§ **Assignment**
Set down, in full, every record in the block.

§ **Records provided**
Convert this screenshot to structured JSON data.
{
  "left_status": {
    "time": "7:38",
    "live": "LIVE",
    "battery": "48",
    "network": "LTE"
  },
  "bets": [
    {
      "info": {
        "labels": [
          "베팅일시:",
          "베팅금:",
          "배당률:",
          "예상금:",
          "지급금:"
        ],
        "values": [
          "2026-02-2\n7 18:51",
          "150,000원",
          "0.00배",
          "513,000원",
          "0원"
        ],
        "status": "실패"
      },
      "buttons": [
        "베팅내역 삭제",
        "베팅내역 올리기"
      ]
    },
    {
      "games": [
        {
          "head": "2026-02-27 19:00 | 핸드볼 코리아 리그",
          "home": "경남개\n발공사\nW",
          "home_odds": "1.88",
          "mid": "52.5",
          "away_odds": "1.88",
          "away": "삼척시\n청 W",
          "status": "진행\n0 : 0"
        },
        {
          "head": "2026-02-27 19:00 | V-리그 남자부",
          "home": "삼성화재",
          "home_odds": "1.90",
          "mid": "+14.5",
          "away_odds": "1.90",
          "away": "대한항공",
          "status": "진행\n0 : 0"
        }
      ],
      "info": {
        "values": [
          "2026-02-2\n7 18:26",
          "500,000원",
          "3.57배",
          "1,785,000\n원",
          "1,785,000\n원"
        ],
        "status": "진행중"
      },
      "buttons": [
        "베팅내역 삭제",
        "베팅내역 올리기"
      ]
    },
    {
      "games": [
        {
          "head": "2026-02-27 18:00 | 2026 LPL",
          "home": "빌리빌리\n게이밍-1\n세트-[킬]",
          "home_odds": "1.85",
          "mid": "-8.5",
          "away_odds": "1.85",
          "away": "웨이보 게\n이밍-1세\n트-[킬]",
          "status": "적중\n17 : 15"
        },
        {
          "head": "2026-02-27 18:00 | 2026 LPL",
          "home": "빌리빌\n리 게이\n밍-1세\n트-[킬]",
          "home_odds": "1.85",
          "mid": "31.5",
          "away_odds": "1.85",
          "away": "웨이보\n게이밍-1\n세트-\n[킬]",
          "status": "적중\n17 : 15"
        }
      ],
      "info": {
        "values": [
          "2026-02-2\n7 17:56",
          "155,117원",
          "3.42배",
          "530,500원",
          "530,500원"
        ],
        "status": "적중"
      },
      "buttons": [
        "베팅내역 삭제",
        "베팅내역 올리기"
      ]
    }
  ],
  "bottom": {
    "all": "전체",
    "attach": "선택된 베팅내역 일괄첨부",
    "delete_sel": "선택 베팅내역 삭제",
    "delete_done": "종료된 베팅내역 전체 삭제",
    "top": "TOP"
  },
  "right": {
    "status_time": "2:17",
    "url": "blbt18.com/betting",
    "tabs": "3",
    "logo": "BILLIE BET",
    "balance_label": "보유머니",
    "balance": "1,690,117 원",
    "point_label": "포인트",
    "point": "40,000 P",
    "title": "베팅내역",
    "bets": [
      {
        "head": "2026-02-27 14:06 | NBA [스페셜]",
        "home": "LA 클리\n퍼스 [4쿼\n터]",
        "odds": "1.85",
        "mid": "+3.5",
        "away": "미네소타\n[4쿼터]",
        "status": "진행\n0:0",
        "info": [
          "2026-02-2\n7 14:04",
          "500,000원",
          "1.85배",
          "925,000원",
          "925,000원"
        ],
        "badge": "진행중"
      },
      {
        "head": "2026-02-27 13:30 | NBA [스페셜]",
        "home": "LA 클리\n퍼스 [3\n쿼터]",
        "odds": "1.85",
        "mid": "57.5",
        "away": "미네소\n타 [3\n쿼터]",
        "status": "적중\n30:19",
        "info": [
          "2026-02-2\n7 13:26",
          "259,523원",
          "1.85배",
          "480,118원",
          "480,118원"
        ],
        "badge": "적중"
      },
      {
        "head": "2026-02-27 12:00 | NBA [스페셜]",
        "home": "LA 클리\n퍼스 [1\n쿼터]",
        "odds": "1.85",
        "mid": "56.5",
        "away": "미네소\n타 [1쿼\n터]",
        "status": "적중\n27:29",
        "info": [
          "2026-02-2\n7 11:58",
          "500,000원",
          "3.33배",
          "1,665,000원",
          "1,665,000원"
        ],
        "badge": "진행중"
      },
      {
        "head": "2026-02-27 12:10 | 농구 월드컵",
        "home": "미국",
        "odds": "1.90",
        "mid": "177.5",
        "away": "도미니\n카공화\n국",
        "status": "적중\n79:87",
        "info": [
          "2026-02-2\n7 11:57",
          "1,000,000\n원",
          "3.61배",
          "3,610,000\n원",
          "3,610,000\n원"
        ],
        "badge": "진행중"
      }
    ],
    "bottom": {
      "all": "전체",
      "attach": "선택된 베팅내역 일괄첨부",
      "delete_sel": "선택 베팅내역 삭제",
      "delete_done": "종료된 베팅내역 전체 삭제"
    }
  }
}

§ **Reply to the task**
Convert this screenshot to structured JSON data.
{
  "left_status": {
    "time": "7:38",
    "live": "LIVE",
    "battery": "48",
    "network": "LTE"
  },
  "bets": [
    {
      "info": {
        "labels": [
          "베팅일시:",
          "베팅금:",
          "배당률:",
          "예상금:",
          "지급금:"
        ],
        "values": [
          "2026-02-2\n7 18:51",
          "150,000원",
          "0.00배",
          "513,000원",
          "0원"
        ],
        "status": "실패"
      },
      "buttons": [
        "베팅내역 삭제",
        "베팅내역 올리기"
      ]
    },
    {
      "games": [
        {
          "head": "2026-02-27 19:00 | 핸드볼 코리아 리그",
          "home": "경남개\n발공사\nW",
          "home_odds": "1.88",
          "mid": "52.5",
          "away_odds": "1.88",
          "away": "삼척시\n청 W",
          "status": "진행\n0 : 0"
        },
        {
          "head": "2026-02-27 19:00 | V-리그 남자부",
          "home": "삼성화재",
          "home_odds": "1.90",
          "mid": "+14.5",
          "away_odds": "1.90",
          "away": "대한항공",
          "status": "진행\n0 : 0"
        }
      ],
      "info": {
        "values": [
          "2026-02-2\n7 18:26",
          "500,000원",
          "3.57배",
          "1,785,000\n원",
          "1,785,000\n원"
        ],
        "status": "진행중"
      },
      "buttons": [
        "베팅내역 삭제",
        "베팅내역 올리기"
      ]
    },
    {
      "games": [
        {
          "head": "2026-02-27 18:00 | 2026 LPL",
          "home": "빌리빌리\n게이밍-1\n세트-[킬]",
          "home_odds": "1.85",
          "mid": "-8.5",
          "away_odds": "1.85",
          "away": "웨이보 게\n이밍-1세\n트-[킬]",
          "status": "적중\n17 : 15"
        },
        {
          "head": "2026-02-27 18:00 | 2026 LPL",
          "home": "빌리빌\n리 게이\n밍-1세\n트-[킬]",
          "home_odds": "1.85",
          "mid": "31.5",
          "away_odds": "1.85",
          "away": "웨이보\n게이밍-1\n세트-\n[킬]",
          "status": "적중\n17 : 15"
        }
      ],
      "info": {
        "values": [
          "2026-02-2\n7 17:56",
          "155,117원",
          "3.42배",
          "530,500원",
          "530,500원"
        ],
        "status": "적중"
      },
      "buttons": [
        "베팅내역 삭제",
        "베팅내역 올리기"
      ]
    }
  ],
  "bottom": {
    "all": "전체",
    "attach": "선택된 베팅내역 일괄첨부",
    "delete_sel": "선택 베팅내역 삭제",
    "delete_done": "종료된 베팅내역 전체 삭제",
    "top": "TOP"
  },
  "right": {
    "status_time": "2:17",
    "url": "blbt18.com/betting",
    "tabs": "3",
    "logo": "BILLIE BET",
    "balance_label": "보유머니",
    "balance": "1,690,117 원",
    "point_label": "포인트",
    "point": "40,000 P",
    "title": "베팅내역",
    "bets": [
      {
        "head": "2026-02-27 14:06 | NBA [스페셜]",
        "home": "LA 클리\n퍼스 [4쿼\n터]",
        "odds": "1.85",
        "mid": "+3.5",
        "away": "미네소타\n[4쿼터]",
        "status": "진행\n0:0",
        "info": [
          "2026-02-2\n7 14:04",
          "500,000원",
          "1.85배",
          "925,000원",
          "925,000원"
        ],
        "badge": "진행중"
      },
      {
        "head": "2026-02-27 13:30 | NBA [스페셜]",
        "home": "LA 클리\n퍼스 [3\n쿼터]",
        "odds": "1.85",
        "mid": "57.5",
        "away": "미네소\n타 [3\n쿼터]",
        "status": "적중\n30:19",
        "info": [
          "2026-02-2\n7 13:26",
          "259,523원",
          "1.85배",
          "480,118원",
          "480,118원"
        ],
        "badge": "적중"
      },
      {
        "head": "2026-02-27 12:00 | NBA [스페셜]",
        "home": "LA 클리\n퍼스 [1\n쿼터]",
        "odds": "1.85",
        "mid": "56.5",
        "away": "미네소\n타 [1쿼\n터]",
        "status": "적중\n27:29",
        "info": [
          "2026-02-2\n7 11:58",
          "500,000원",
          "3.33배",
          "1,665,000원",
          "1,665,000원"
        ],
        "badge": "진행중"
      },
      {
        "head": "2026-02-27 12:10 | 농구 월드컵",
        "home": "미국",
        "odds": "1.90",
        "mid": "177.5",
        "away": "도미니\n카공화\n국",
        "status": "적중\n79:87",
        "info": [
          "2026-02-2\n7 11:57",
          "1,000,000\n원",
          "3.61배",
          "3,610,000\n원",
          "3,610,000\n원"
        ],
        "badge": "진행중"
      }
    ],
    "bottom": {
      "all": "전체",
      "attach": "선택된 베팅내역 일괄첨부",
      "delete_sel": "선택 베팅내역 삭제",
      "delete_done": "종료된 베팅내역 전체 삭제"
    }
  }
}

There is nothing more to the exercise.